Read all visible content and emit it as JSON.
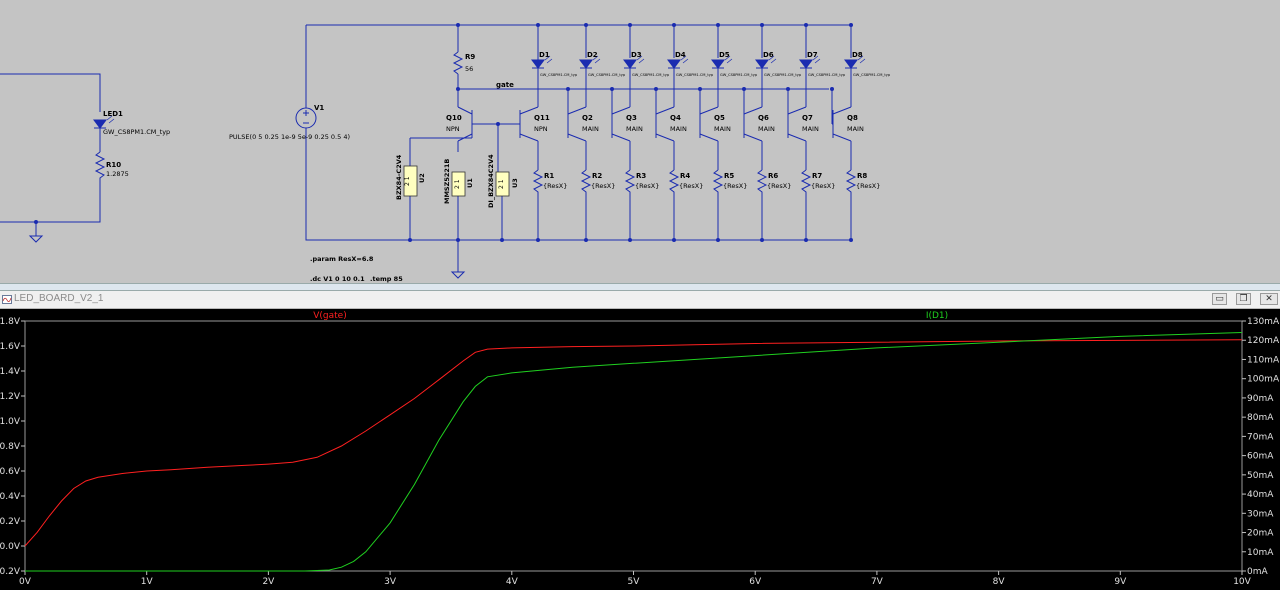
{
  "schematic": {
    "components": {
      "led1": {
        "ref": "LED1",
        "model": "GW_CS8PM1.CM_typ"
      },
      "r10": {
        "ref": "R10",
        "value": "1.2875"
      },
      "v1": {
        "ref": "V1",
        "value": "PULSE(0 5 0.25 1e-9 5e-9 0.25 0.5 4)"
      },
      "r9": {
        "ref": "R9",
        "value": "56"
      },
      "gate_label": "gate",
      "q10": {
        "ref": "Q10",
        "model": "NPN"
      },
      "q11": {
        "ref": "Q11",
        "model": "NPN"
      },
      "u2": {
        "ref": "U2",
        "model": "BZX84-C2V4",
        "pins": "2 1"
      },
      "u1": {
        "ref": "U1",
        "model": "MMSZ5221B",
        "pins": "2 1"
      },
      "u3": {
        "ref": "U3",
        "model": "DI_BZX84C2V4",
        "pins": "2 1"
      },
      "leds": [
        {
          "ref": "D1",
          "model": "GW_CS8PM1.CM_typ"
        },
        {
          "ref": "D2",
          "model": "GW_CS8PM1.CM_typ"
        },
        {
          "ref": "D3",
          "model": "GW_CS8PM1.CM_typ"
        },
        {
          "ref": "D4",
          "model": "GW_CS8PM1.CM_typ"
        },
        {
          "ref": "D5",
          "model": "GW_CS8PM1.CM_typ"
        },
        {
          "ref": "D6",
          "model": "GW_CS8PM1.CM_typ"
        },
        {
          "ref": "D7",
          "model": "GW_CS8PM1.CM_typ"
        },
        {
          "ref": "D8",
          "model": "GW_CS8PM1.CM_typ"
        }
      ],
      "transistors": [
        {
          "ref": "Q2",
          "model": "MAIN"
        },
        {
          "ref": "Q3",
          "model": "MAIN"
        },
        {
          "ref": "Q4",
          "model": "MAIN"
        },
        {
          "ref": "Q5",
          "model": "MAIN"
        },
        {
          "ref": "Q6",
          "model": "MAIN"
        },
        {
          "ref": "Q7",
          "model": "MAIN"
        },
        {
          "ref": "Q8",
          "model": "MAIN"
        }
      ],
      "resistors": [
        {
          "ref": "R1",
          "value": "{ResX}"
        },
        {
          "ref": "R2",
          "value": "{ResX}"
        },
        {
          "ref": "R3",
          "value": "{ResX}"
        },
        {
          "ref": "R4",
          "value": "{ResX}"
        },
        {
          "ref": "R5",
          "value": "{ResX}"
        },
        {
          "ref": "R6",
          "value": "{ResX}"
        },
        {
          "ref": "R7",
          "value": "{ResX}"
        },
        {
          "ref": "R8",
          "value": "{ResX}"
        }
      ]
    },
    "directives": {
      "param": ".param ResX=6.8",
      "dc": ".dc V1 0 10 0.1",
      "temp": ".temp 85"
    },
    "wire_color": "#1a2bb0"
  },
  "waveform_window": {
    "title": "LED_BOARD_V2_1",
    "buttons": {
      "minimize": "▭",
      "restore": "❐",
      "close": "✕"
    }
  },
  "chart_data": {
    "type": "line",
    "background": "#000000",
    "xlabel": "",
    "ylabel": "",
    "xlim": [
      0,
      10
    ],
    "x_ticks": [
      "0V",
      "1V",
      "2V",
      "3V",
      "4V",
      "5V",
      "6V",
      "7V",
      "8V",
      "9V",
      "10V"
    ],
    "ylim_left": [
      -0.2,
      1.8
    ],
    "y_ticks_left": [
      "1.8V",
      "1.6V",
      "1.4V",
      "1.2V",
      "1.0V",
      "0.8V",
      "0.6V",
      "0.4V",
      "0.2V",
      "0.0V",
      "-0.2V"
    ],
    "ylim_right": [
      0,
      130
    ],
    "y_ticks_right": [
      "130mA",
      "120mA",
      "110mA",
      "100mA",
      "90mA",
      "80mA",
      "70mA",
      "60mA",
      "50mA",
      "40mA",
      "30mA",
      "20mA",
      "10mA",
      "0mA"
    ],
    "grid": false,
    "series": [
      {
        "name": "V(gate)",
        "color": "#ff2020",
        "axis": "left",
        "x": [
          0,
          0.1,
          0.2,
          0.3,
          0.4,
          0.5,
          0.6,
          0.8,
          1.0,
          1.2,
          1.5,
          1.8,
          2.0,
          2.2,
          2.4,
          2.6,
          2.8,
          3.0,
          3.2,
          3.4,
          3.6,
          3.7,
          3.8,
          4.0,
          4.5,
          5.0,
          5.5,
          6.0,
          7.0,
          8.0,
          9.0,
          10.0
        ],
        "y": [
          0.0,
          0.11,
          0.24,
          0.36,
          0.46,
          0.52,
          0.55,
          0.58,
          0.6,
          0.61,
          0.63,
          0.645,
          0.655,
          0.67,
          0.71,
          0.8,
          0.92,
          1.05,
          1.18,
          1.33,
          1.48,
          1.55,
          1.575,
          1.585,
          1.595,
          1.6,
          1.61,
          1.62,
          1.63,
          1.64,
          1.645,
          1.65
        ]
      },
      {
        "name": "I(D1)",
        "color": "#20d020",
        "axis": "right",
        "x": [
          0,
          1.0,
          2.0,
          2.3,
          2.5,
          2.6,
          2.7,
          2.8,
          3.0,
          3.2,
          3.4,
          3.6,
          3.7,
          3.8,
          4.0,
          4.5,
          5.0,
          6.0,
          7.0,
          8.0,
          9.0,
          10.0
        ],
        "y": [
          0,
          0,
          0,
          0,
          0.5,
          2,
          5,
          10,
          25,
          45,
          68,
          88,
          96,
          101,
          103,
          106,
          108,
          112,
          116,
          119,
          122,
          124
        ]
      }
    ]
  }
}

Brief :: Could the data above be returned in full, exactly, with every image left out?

Response box ::
Read all visible content and emit it as JSON.
{
  "schematic": {
    "components": {
      "led1": {
        "ref": "LED1",
        "model": "GW_CS8PM1.CM_typ"
      },
      "r10": {
        "ref": "R10",
        "value": "1.2875"
      },
      "v1": {
        "ref": "V1",
        "value": "PULSE(0 5 0.25 1e-9 5e-9 0.25 0.5 4)"
      },
      "r9": {
        "ref": "R9",
        "value": "56"
      },
      "gate_label": "gate",
      "q10": {
        "ref": "Q10",
        "model": "NPN"
      },
      "q11": {
        "ref": "Q11",
        "model": "NPN"
      },
      "u2": {
        "ref": "U2",
        "model": "BZX84-C2V4",
        "pins": "2 1"
      },
      "u1": {
        "ref": "U1",
        "model": "MMSZ5221B",
        "pins": "2 1"
      },
      "u3": {
        "ref": "U3",
        "model": "DI_BZX84C2V4",
        "pins": "2 1"
      },
      "leds": [
        {
          "ref": "D1",
          "model": "GW_CS8PM1.CM_typ"
        },
        {
          "ref": "D2",
          "model": "GW_CS8PM1.CM_typ"
        },
        {
          "ref": "D3",
          "model": "GW_CS8PM1.CM_typ"
        },
        {
          "ref": "D4",
          "model": "GW_CS8PM1.CM_typ"
        },
        {
          "ref": "D5",
          "model": "GW_CS8PM1.CM_typ"
        },
        {
          "ref": "D6",
          "model": "GW_CS8PM1.CM_typ"
        },
        {
          "ref": "D7",
          "model": "GW_CS8PM1.CM_typ"
        },
        {
          "ref": "D8",
          "model": "GW_CS8PM1.CM_typ"
        }
      ],
      "transistors": [
        {
          "ref": "Q2",
          "model": "MAIN"
        },
        {
          "ref": "Q3",
          "model": "MAIN"
        },
        {
          "ref": "Q4",
          "model": "MAIN"
        },
        {
          "ref": "Q5",
          "model": "MAIN"
        },
        {
          "ref": "Q6",
          "model": "MAIN"
        },
        {
          "ref": "Q7",
          "model": "MAIN"
        },
        {
          "ref": "Q8",
          "model": "MAIN"
        }
      ],
      "resistors": [
        {
          "ref": "R1",
          "value": "{ResX}"
        },
        {
          "ref": "R2",
          "value": "{ResX}"
        },
        {
          "ref": "R3",
          "value": "{ResX}"
        },
        {
          "ref": "R4",
          "value": "{ResX}"
        },
        {
          "ref": "R5",
          "value": "{ResX}"
        },
        {
          "ref": "R6",
          "value": "{ResX}"
        },
        {
          "ref": "R7",
          "value": "{ResX}"
        },
        {
          "ref": "R8",
          "value": "{ResX}"
        }
      ]
    },
    "directives": {
      "param": ".param ResX=6.8",
      "dc": ".dc V1 0 10 0.1",
      "temp": ".temp 85"
    },
    "wire_color": "#1a2bb0"
  },
  "waveform_window": {
    "title": "LED_BOARD_V2_1",
    "buttons": {
      "minimize": "▭",
      "restore": "❐",
      "close": "✕"
    }
  },
  "chart_data": {
    "type": "line",
    "background": "#000000",
    "xlabel": "",
    "ylabel": "",
    "xlim": [
      0,
      10
    ],
    "x_ticks": [
      "0V",
      "1V",
      "2V",
      "3V",
      "4V",
      "5V",
      "6V",
      "7V",
      "8V",
      "9V",
      "10V"
    ],
    "ylim_left": [
      -0.2,
      1.8
    ],
    "y_ticks_left": [
      "1.8V",
      "1.6V",
      "1.4V",
      "1.2V",
      "1.0V",
      "0.8V",
      "0.6V",
      "0.4V",
      "0.2V",
      "0.0V",
      "-0.2V"
    ],
    "ylim_right": [
      0,
      130
    ],
    "y_ticks_right": [
      "130mA",
      "120mA",
      "110mA",
      "100mA",
      "90mA",
      "80mA",
      "70mA",
      "60mA",
      "50mA",
      "40mA",
      "30mA",
      "20mA",
      "10mA",
      "0mA"
    ],
    "grid": false,
    "series": [
      {
        "name": "V(gate)",
        "color": "#ff2020",
        "axis": "left",
        "x": [
          0,
          0.1,
          0.2,
          0.3,
          0.4,
          0.5,
          0.6,
          0.8,
          1.0,
          1.2,
          1.5,
          1.8,
          2.0,
          2.2,
          2.4,
          2.6,
          2.8,
          3.0,
          3.2,
          3.4,
          3.6,
          3.7,
          3.8,
          4.0,
          4.5,
          5.0,
          5.5,
          6.0,
          7.0,
          8.0,
          9.0,
          10.0
        ],
        "y": [
          0.0,
          0.11,
          0.24,
          0.36,
          0.46,
          0.52,
          0.55,
          0.58,
          0.6,
          0.61,
          0.63,
          0.645,
          0.655,
          0.67,
          0.71,
          0.8,
          0.92,
          1.05,
          1.18,
          1.33,
          1.48,
          1.55,
          1.575,
          1.585,
          1.595,
          1.6,
          1.61,
          1.62,
          1.63,
          1.64,
          1.645,
          1.65
        ]
      },
      {
        "name": "I(D1)",
        "color": "#20d020",
        "axis": "right",
        "x": [
          0,
          1.0,
          2.0,
          2.3,
          2.5,
          2.6,
          2.7,
          2.8,
          3.0,
          3.2,
          3.4,
          3.6,
          3.7,
          3.8,
          4.0,
          4.5,
          5.0,
          6.0,
          7.0,
          8.0,
          9.0,
          10.0
        ],
        "y": [
          0,
          0,
          0,
          0,
          0.5,
          2,
          5,
          10,
          25,
          45,
          68,
          88,
          96,
          101,
          103,
          106,
          108,
          112,
          116,
          119,
          122,
          124
        ]
      }
    ]
  }
}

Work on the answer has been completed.